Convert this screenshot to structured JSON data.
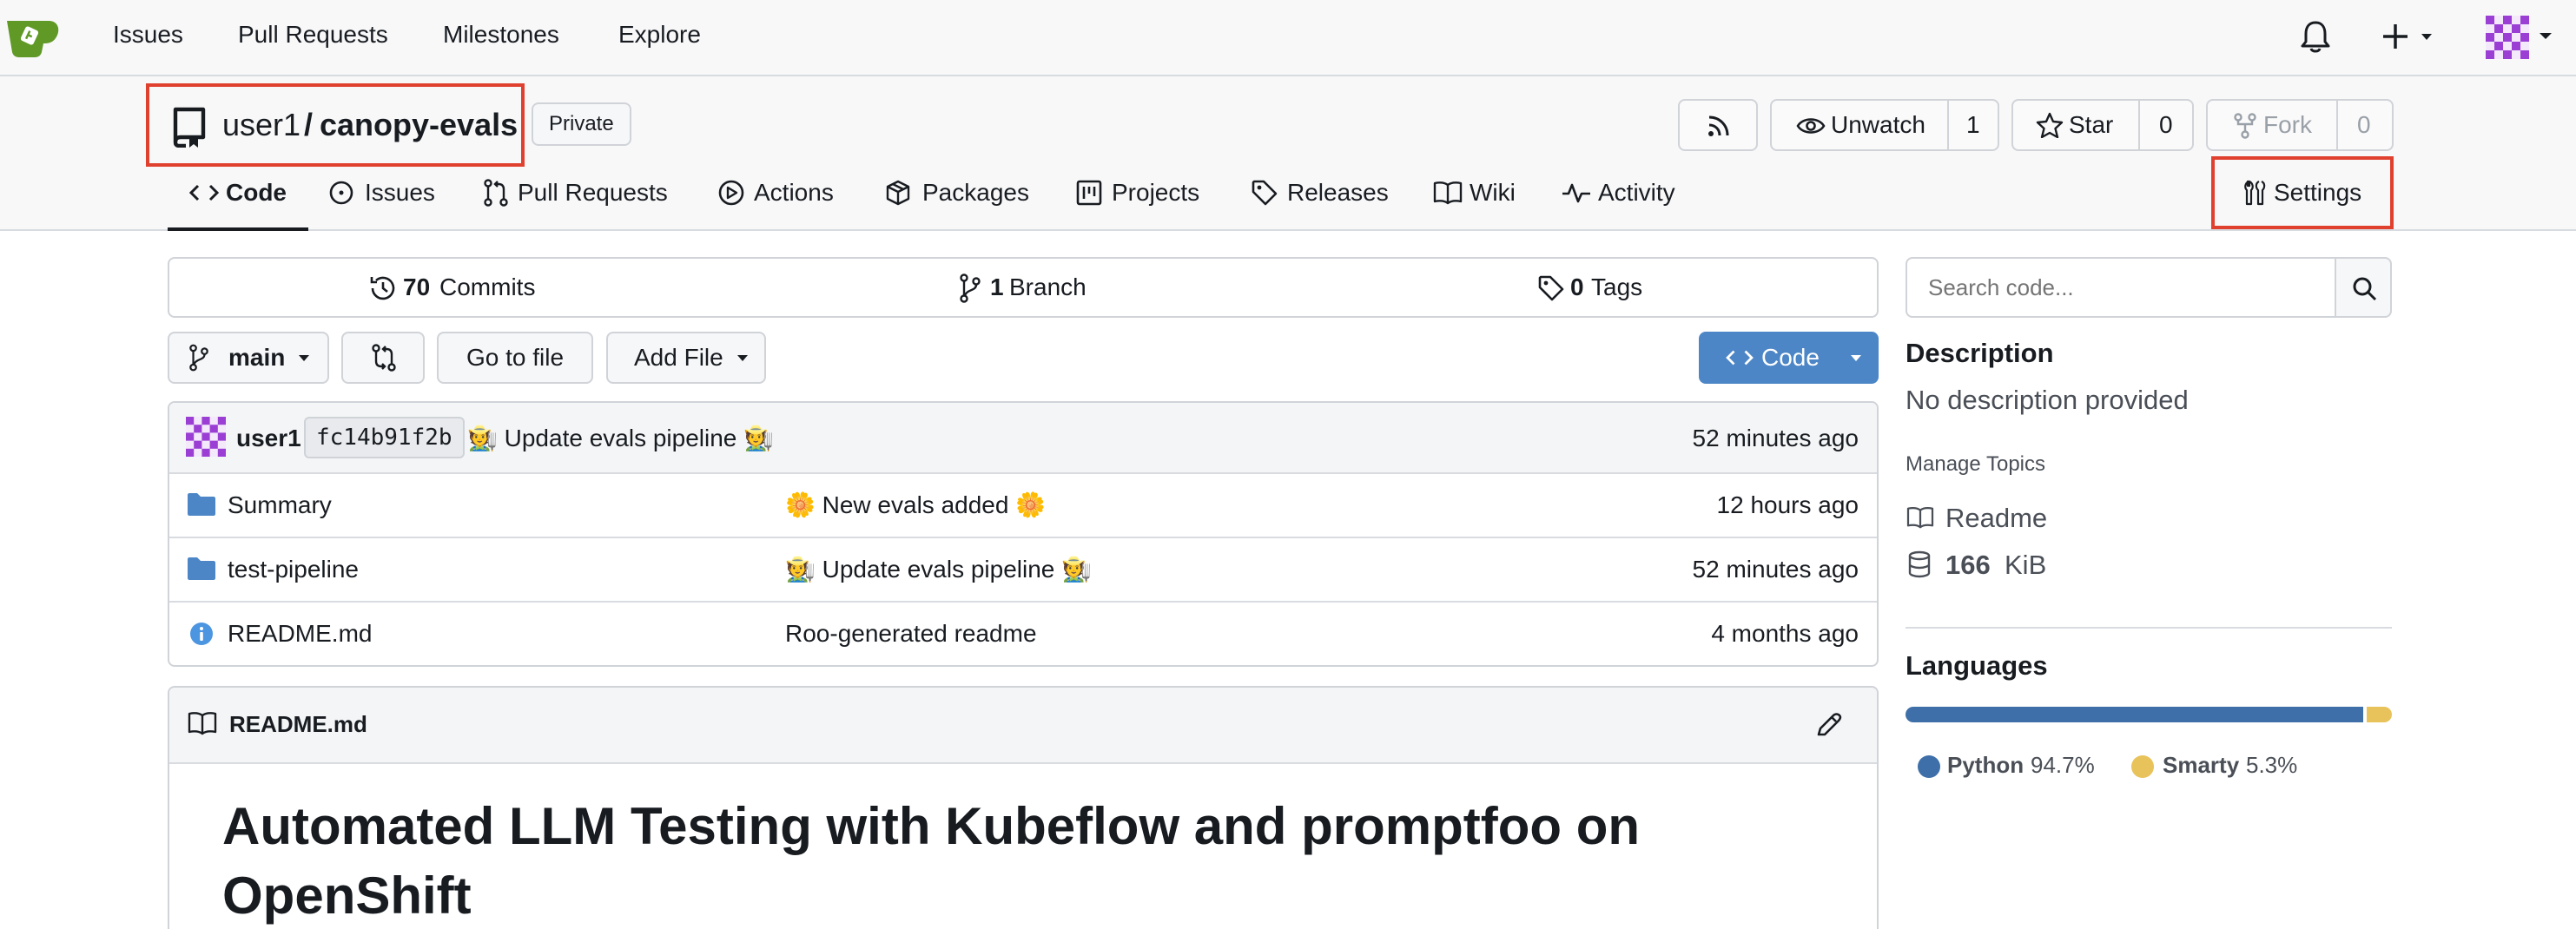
{
  "nav": {
    "items": [
      "Issues",
      "Pull Requests",
      "Milestones",
      "Explore"
    ]
  },
  "repo": {
    "owner": "user1",
    "separator": "/",
    "name": "canopy-evals",
    "visibility": "Private",
    "unwatch_label": "Unwatch",
    "watch_count": "1",
    "star_label": "Star",
    "star_count": "0",
    "fork_label": "Fork",
    "fork_count": "0"
  },
  "tabs": [
    {
      "label": "Code",
      "icon": "code-icon",
      "active": true
    },
    {
      "label": "Issues",
      "icon": "issue-icon"
    },
    {
      "label": "Pull Requests",
      "icon": "pull-request-icon"
    },
    {
      "label": "Actions",
      "icon": "play-icon"
    },
    {
      "label": "Packages",
      "icon": "package-icon"
    },
    {
      "label": "Projects",
      "icon": "project-icon"
    },
    {
      "label": "Releases",
      "icon": "tag-icon"
    },
    {
      "label": "Wiki",
      "icon": "book-icon"
    },
    {
      "label": "Activity",
      "icon": "pulse-icon"
    }
  ],
  "settings_label": "Settings",
  "stats": {
    "commits_count": "70",
    "commits_label": "Commits",
    "branches_count": "1",
    "branches_label": "Branch",
    "tags_count": "0",
    "tags_label": "Tags"
  },
  "toolbar": {
    "branch": "main",
    "goto_file": "Go to file",
    "add_file": "Add File",
    "code": "Code"
  },
  "latest_commit": {
    "author": "user1",
    "sha": "fc14b91f2b",
    "message": "🧑‍🌾 Update evals pipeline 🧑‍🌾",
    "time": "52 minutes ago"
  },
  "files": [
    {
      "name": "Summary",
      "type": "folder",
      "message": "🌼 New evals added 🌼",
      "time": "12 hours ago"
    },
    {
      "name": "test-pipeline",
      "type": "folder",
      "message": "🧑‍🌾 Update evals pipeline 🧑‍🌾",
      "time": "52 minutes ago"
    },
    {
      "name": "README.md",
      "type": "info",
      "message": "Roo-generated readme",
      "time": "4 months ago"
    }
  ],
  "readme": {
    "filename": "README.md",
    "heading_line1": "Automated LLM Testing with Kubeflow and promptfoo on",
    "heading_line2": "OpenShift"
  },
  "sidebar": {
    "search_placeholder": "Search code...",
    "description_title": "Description",
    "description_text": "No description provided",
    "manage_topics": "Manage Topics",
    "readme_link": "Readme",
    "size_value": "166",
    "size_unit": "KiB",
    "languages_title": "Languages",
    "languages": [
      {
        "name": "Python",
        "percent": "94.7%",
        "fraction": 0.947,
        "color": "#3e6fa8"
      },
      {
        "name": "Smarty",
        "percent": "5.3%",
        "fraction": 0.053,
        "color": "#e8c25a"
      }
    ]
  }
}
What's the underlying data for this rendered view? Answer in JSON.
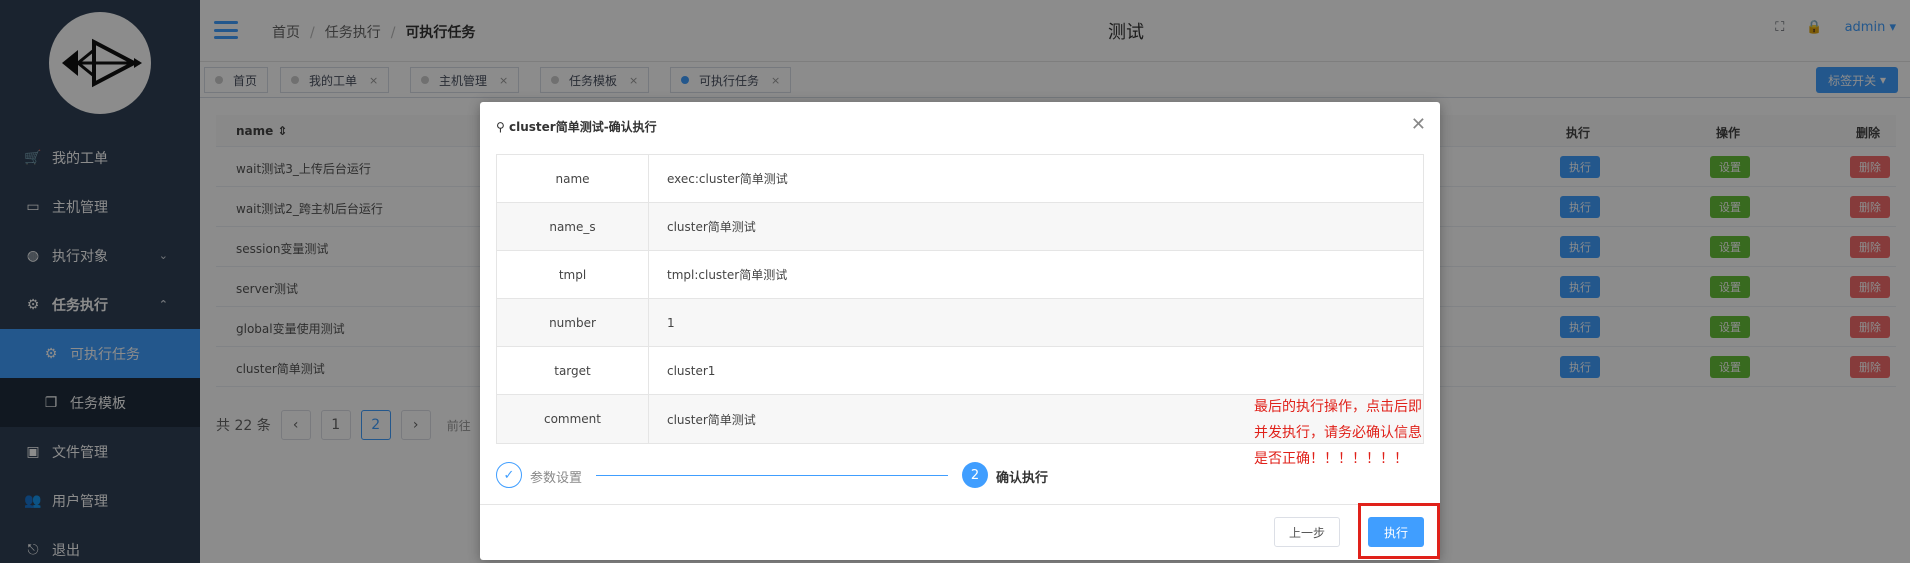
{
  "sidebar": {
    "items": [
      {
        "label": "我的工单",
        "icon": "cart-icon"
      },
      {
        "label": "主机管理",
        "icon": "monitor-icon"
      },
      {
        "label": "执行对象",
        "icon": "globe-icon",
        "arrow": "⌄"
      },
      {
        "label": "任务执行",
        "icon": "gear-icon",
        "arrow": "⌃"
      },
      {
        "label": "可执行任务",
        "icon": "gear-icon"
      },
      {
        "label": "任务模板",
        "icon": "copy-icon"
      },
      {
        "label": "文件管理",
        "icon": "briefcase-icon"
      },
      {
        "label": "用户管理",
        "icon": "users-icon"
      },
      {
        "label": "退出",
        "icon": "logout-icon"
      }
    ]
  },
  "navbar": {
    "breadcrumb": [
      "首页",
      "任务执行",
      "可执行任务"
    ],
    "title": "测试",
    "user": "admin"
  },
  "tags": [
    {
      "label": "首页"
    },
    {
      "label": "我的工单",
      "close": "×"
    },
    {
      "label": "主机管理",
      "close": "×"
    },
    {
      "label": "任务模板",
      "close": "×"
    },
    {
      "label": "可执行任务",
      "close": "×"
    }
  ],
  "tag_switch": "标签开关",
  "table": {
    "headers": {
      "name": "name",
      "exec": "执行",
      "ops": "操作",
      "del": "删除"
    },
    "rows": [
      "wait测试3_上传后台运行",
      "wait测试2_跨主机后台运行",
      "session变量测试",
      "server测试",
      "global变量使用测试",
      "cluster简单测试"
    ],
    "btn_exec": "执行",
    "btn_set": "设置",
    "btn_del": "删除"
  },
  "pager": {
    "total": "共 22 条",
    "pages": [
      "1",
      "2"
    ],
    "current": "2",
    "goto": "前往"
  },
  "dialog": {
    "title": "cluster简单测试-确认执行",
    "params": [
      {
        "key": "name",
        "value": "exec:cluster简单测试"
      },
      {
        "key": "name_s",
        "value": "cluster简单测试"
      },
      {
        "key": "tmpl",
        "value": "tmpl:cluster简单测试"
      },
      {
        "key": "number",
        "value": "1"
      },
      {
        "key": "target",
        "value": "cluster1"
      },
      {
        "key": "comment",
        "value": "cluster简单测试"
      }
    ],
    "step1": "参数设置",
    "step2_num": "2",
    "step2": "确认执行",
    "btn_prev": "上一步",
    "btn_exec": "执行"
  },
  "annotation": "最后的执行操作，点击后即并发执行，请务必确认信息是否正确！！！！！！！",
  "colors": {
    "primary": "#409eff",
    "success": "#67c23a",
    "danger": "#f56c6c",
    "sidebar": "#304156",
    "annotation": "#e0211a"
  }
}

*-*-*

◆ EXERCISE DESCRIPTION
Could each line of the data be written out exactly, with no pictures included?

◆ YOUR SOLUTION
Convert this screenshot to structured JSON data.
{
  "nav": {
    "items": [
      "Issues",
      "Pull Requests",
      "Milestones",
      "Explore"
    ]
  },
  "repo": {
    "owner": "user1",
    "separator": "/",
    "name": "canopy-evals",
    "visibility": "Private",
    "unwatch_label": "Unwatch",
    "watch_count": "1",
    "star_label": "Star",
    "star_count": "0",
    "fork_label": "Fork",
    "fork_count": "0"
  },
  "tabs": [
    {
      "label": "Code",
      "icon": "code-icon",
      "active": true
    },
    {
      "label": "Issues",
      "icon": "issue-icon"
    },
    {
      "label": "Pull Requests",
      "icon": "pull-request-icon"
    },
    {
      "label": "Actions",
      "icon": "play-icon"
    },
    {
      "label": "Packages",
      "icon": "package-icon"
    },
    {
      "label": "Projects",
      "icon": "project-icon"
    },
    {
      "label": "Releases",
      "icon": "tag-icon"
    },
    {
      "label": "Wiki",
      "icon": "book-icon"
    },
    {
      "label": "Activity",
      "icon": "pulse-icon"
    }
  ],
  "settings_label": "Settings",
  "stats": {
    "commits_count": "70",
    "commits_label": "Commits",
    "branches_count": "1",
    "branches_label": "Branch",
    "tags_count": "0",
    "tags_label": "Tags"
  },
  "toolbar": {
    "branch": "main",
    "goto_file": "Go to file",
    "add_file": "Add File",
    "code": "Code"
  },
  "latest_commit": {
    "author": "user1",
    "sha": "fc14b91f2b",
    "message": "🧑‍🌾 Update evals pipeline 🧑‍🌾",
    "time": "52 minutes ago"
  },
  "files": [
    {
      "name": "Summary",
      "type": "folder",
      "message": "🌼 New evals added 🌼",
      "time": "12 hours ago"
    },
    {
      "name": "test-pipeline",
      "type": "folder",
      "message": "🧑‍🌾 Update evals pipeline 🧑‍🌾",
      "time": "52 minutes ago"
    },
    {
      "name": "README.md",
      "type": "info",
      "message": "Roo-generated readme",
      "time": "4 months ago"
    }
  ],
  "readme": {
    "filename": "README.md",
    "heading_line1": "Automated LLM Testing with Kubeflow and promptfoo on",
    "heading_line2": "OpenShift"
  },
  "sidebar": {
    "search_placeholder": "Search code...",
    "description_title": "Description",
    "description_text": "No description provided",
    "manage_topics": "Manage Topics",
    "readme_link": "Readme",
    "size_value": "166",
    "size_unit": "KiB",
    "languages_title": "Languages",
    "languages": [
      {
        "name": "Python",
        "percent": "94.7%",
        "fraction": 0.947,
        "color": "#3e6fa8"
      },
      {
        "name": "Smarty",
        "percent": "5.3%",
        "fraction": 0.053,
        "color": "#e8c25a"
      }
    ]
  }
}
What's the underlying data for this rendered view? Answer in JSON.
{
  "sidebar": {
    "items": [
      {
        "label": "我的工单",
        "icon": "cart-icon"
      },
      {
        "label": "主机管理",
        "icon": "monitor-icon"
      },
      {
        "label": "执行对象",
        "icon": "globe-icon",
        "arrow": "⌄"
      },
      {
        "label": "任务执行",
        "icon": "gear-icon",
        "arrow": "⌃"
      },
      {
        "label": "可执行任务",
        "icon": "gear-icon"
      },
      {
        "label": "任务模板",
        "icon": "copy-icon"
      },
      {
        "label": "文件管理",
        "icon": "briefcase-icon"
      },
      {
        "label": "用户管理",
        "icon": "users-icon"
      },
      {
        "label": "退出",
        "icon": "logout-icon"
      }
    ]
  },
  "navbar": {
    "breadcrumb": [
      "首页",
      "任务执行",
      "可执行任务"
    ],
    "title": "测试",
    "user": "admin"
  },
  "tags": [
    {
      "label": "首页"
    },
    {
      "label": "我的工单",
      "close": "×"
    },
    {
      "label": "主机管理",
      "close": "×"
    },
    {
      "label": "任务模板",
      "close": "×"
    },
    {
      "label": "可执行任务",
      "close": "×"
    }
  ],
  "tag_switch": "标签开关",
  "table": {
    "headers": {
      "name": "name",
      "exec": "执行",
      "ops": "操作",
      "del": "删除"
    },
    "rows": [
      "wait测试3_上传后台运行",
      "wait测试2_跨主机后台运行",
      "session变量测试",
      "server测试",
      "global变量使用测试",
      "cluster简单测试"
    ],
    "btn_exec": "执行",
    "btn_set": "设置",
    "btn_del": "删除"
  },
  "pager": {
    "total": "共 22 条",
    "pages": [
      "1",
      "2"
    ],
    "current": "2",
    "goto": "前往"
  },
  "dialog": {
    "title": "cluster简单测试-确认执行",
    "params": [
      {
        "key": "name",
        "value": "exec:cluster简单测试"
      },
      {
        "key": "name_s",
        "value": "cluster简单测试"
      },
      {
        "key": "tmpl",
        "value": "tmpl:cluster简单测试"
      },
      {
        "key": "number",
        "value": "1"
      },
      {
        "key": "target",
        "value": "cluster1"
      },
      {
        "key": "comment",
        "value": "cluster简单测试"
      }
    ],
    "step1": "参数设置",
    "step2_num": "2",
    "step2": "确认执行",
    "btn_prev": "上一步",
    "btn_exec": "执行"
  },
  "annotation": "最后的执行操作，点击后即并发执行，请务必确认信息是否正确！！！！！！！",
  "colors": {
    "primary": "#409eff",
    "success": "#67c23a",
    "danger": "#f56c6c",
    "sidebar": "#304156",
    "annotation": "#e0211a"
  }
}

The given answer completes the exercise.